New U-Pb zircon ages together with geochemistry and radiogenic isotopes for Late Cretaceous to Oligocene igneous rocks in the western Alaska Range constrain the spatial distribution, petrogenesis, and tectonic setting of magmatism through time. These igneous rocks were emplaced across multiple basement domains that include Neoproterozoic to Jurassic carbonate and siliciclastic strata of the Farewell terrane, Mesozoic plutonic and volcanic rocks of the Peninsular terrane, and Cretaceous turbiditic strata of the Kahiltna basin. They also host multiple types of mineralization including intrusion-related Au, porphyry Cu-Mo-Au, polymetallic veins and skarns, and peralkaline intrusion-related REE. The oldest intrusive suite is ca. 104 to 78 Ma; the youngest plutons of this relatively localized suite were intruded during folding of the Kahiltna succession. This deformation is interpreted to represent closure of the retroarc Kahiltna basin and a transition to transpression-dominated tectonics along the southern Alaska margin. More widespread magmatism ca. 75– 55 Ma occurred in two general pulses, each with contrasting geochemistry. The first pulse was dominantly magnesian ca. 75–67 Ma, and the second pulse was dominantly ferroan ca. 63–55 Ma. The latter pulse is associated with widespread andesitic to rhyolitic volcanic rocks and was coeval with dextral transpressional deformation. Emplacement of widespread and voluminous intermediate to mafic dikes ca. 59–51 Ma overlaps the final phase of the second pulse. Magmatism waned during inferred late Paleocene to early Eocene ridge subduction along the southern Alaska margin but then resumed ca. 45 Ma, around the same time as the initiation of the Aleutian/Meshik arc. In the western Alaska Range, this dominantly subalkaline Eocene magmatism included emplacement of the elongate N–S Merrill Pass pluton and large volumes of associated ca. 44–37 Ma andesitic flows, tuffs, and lahar deposits. Finally, an Oligocene magmatic pulse involved emplacement of a compositionally variable suite of subduction-related magmas ranging from gabbro to peralkaline granite ca. 31–25 Ma, followed by waning magmatism that coincided with initiation of Yakutat slab subduction.
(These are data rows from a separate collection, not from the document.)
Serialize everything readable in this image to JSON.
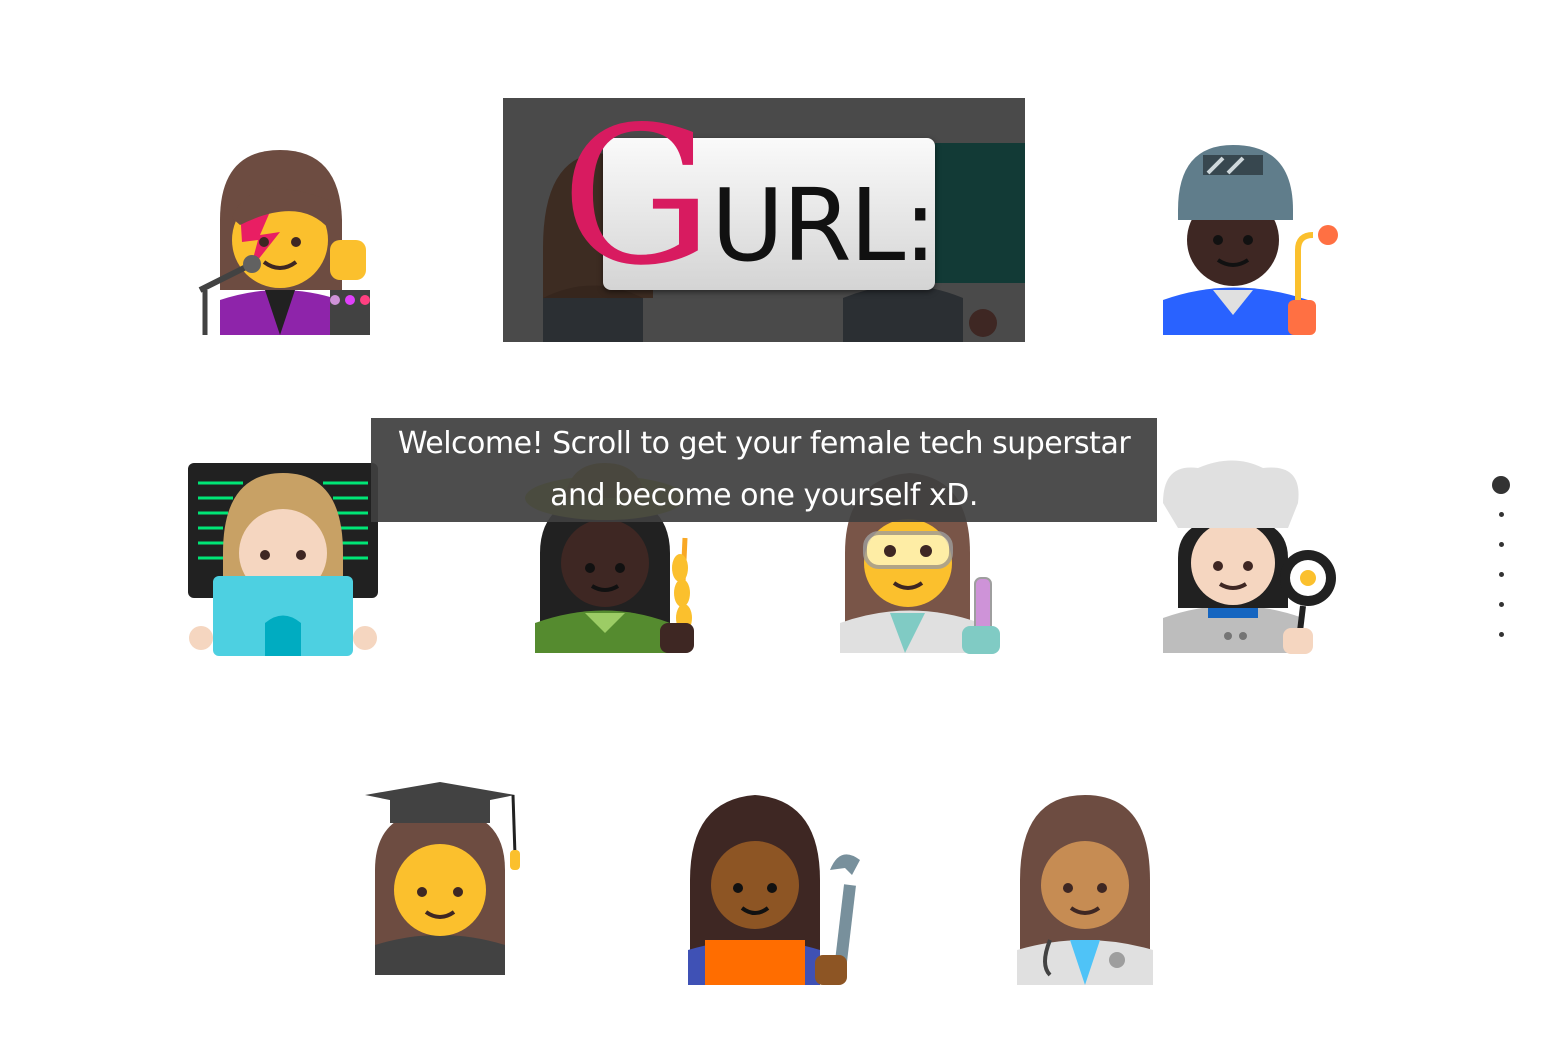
{
  "logo": {
    "first_letter": "G",
    "rest": "URL:",
    "colors": {
      "g": "#d81b60",
      "banner_bg": "#4a4a4a"
    }
  },
  "welcome": {
    "line1": "Welcome! Scroll to get your female tech superstar",
    "line2": "and become one yourself xD."
  },
  "emojis": [
    {
      "name": "woman-singer-icon"
    },
    {
      "name": "woman-factory-worker-icon"
    },
    {
      "name": "woman-technologist-icon"
    },
    {
      "name": "woman-farmer-icon"
    },
    {
      "name": "woman-scientist-icon"
    },
    {
      "name": "woman-cook-icon"
    },
    {
      "name": "woman-student-icon"
    },
    {
      "name": "woman-mechanic-icon"
    },
    {
      "name": "woman-health-worker-icon"
    }
  ],
  "pager": {
    "count": 6,
    "active_index": 0
  }
}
Jamey Jones is a Research Geologist with the U.S. Geological Survey Alaska Science Center. Originally from northern Louisiana, Jones received a B.S. in Geology from the University of the South in Tennessee, an M.S. from the University of Wyoming working on a metamorphic core complex in northeastern Nevada, and a Ph.D. from the University of Texas at Austin working on the Proterozoic tectonic evolution of western North America. His research interests and expertise include regional tectonics, structural geology, hard-rock petrology and geochronology. He held tenure-track positions for three years each at University of Minnesota Morris and University of Arkansas at Little Rock prior to joining the USGS Alaska Science Center, where he has been working since 2011. His work at the USGS is primarily funded by the Mineral Resources Program, and is focused on framework geology, tectonic evolution, and mineral resources of Alaska and the northern North American Cordillera.